Types of Custody Agreements
There are four types of custodies.
Joint Custody is also known as shared custody. In these types of child custody, both the parents have custody of the child. Joint custody can be allotted to the parent if they no longer live together.
There are three forms of joint custody.
- Joint physical custody
- Joint legal custody
- Joint legal and physical custody
Pros of Joint custody.
- As both the parents are involved in raising their child, here the expenses are divided between both parents.
- Children get to spend time with each parent.
Cons of Joint Custody.
- Scheduling can become a problem as both the parents have to take responsibility for the child. They can argue that one is getting a more manageable schedule than the other.
- Kids have to move between homes frequently.
- Children can be affected psychologically if both are unwilling to work together.
Legal custody involves two different types of custody agreements
- Sole Legal Custody
In this type of custody, one parent has all the right to make any decisions regarding the child’s needs. Parents with sole legal custody can take all decisions about health, religion, and education.
- Joint Legal Custody
In this type of child custody, neither of the parents can make any decision about the child’s upbringing without consulting the other. In the majority of the cases, the court assigns joint legal custody so that both parents can retain their legal rights.
Pros of Sole Legal Custody
- Reduces argument as only one parent has to take all responsibility.
- Children have a more stable life.
- Decision-making for the parent can be easier.
Cons of sole legal custody
- It can be overwhelming for one parent to make all decisions and afford all expenses.
- Children suffer as one parent is detached from their life.
- Parents with all the rights can make the wrong decision for the child.
This is a type of custody in which the child stays with one parent and the other gets visitation rights. If the child spends an equal amount of time with both, the parent court might assign a 50/50 or joint physical custody.
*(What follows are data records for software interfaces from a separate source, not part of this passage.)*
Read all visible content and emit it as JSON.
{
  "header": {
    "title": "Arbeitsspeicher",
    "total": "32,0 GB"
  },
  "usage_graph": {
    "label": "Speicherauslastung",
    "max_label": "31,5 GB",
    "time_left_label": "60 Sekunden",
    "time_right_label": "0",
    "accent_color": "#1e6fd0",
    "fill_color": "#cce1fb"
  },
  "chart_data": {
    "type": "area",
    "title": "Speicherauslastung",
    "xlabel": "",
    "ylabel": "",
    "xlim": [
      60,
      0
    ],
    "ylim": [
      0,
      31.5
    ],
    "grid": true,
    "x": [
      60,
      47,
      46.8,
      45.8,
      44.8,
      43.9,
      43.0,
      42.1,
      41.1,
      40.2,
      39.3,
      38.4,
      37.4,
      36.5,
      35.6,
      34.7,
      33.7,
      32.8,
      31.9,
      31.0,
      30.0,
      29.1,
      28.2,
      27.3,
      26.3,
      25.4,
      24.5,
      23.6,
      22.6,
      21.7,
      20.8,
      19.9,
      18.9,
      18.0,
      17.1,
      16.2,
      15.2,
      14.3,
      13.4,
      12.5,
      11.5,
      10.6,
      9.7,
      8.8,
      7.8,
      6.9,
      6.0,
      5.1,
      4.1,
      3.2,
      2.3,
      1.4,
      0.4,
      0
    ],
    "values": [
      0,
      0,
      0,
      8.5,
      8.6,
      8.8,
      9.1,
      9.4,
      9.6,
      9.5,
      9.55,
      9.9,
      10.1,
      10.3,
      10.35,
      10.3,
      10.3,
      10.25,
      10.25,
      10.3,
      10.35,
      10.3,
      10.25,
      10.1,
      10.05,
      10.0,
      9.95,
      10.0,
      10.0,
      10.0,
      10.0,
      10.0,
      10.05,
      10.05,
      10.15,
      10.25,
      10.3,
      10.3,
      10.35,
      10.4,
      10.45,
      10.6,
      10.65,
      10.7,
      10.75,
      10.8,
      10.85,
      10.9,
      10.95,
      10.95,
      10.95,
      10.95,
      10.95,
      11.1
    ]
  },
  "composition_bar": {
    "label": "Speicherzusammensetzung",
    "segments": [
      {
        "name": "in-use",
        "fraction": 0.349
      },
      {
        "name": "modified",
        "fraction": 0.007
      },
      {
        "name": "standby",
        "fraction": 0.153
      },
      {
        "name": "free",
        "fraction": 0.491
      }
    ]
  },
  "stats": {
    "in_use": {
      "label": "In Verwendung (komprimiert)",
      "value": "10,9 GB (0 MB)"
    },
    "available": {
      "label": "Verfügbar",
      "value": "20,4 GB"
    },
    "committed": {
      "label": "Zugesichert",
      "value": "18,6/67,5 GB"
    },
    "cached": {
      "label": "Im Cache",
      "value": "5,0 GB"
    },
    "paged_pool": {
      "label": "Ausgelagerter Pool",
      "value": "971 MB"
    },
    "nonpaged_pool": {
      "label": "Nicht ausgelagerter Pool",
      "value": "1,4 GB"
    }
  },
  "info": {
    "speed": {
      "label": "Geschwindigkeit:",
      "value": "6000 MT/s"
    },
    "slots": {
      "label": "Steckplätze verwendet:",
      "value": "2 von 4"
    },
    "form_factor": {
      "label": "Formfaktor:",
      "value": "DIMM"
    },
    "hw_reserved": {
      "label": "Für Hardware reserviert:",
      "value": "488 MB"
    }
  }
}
This is the rarest type of custody for a child assigned to a parent unless the parent is unfit for the child’s upbringing; the court assigns sole legal custody or sole physical custody.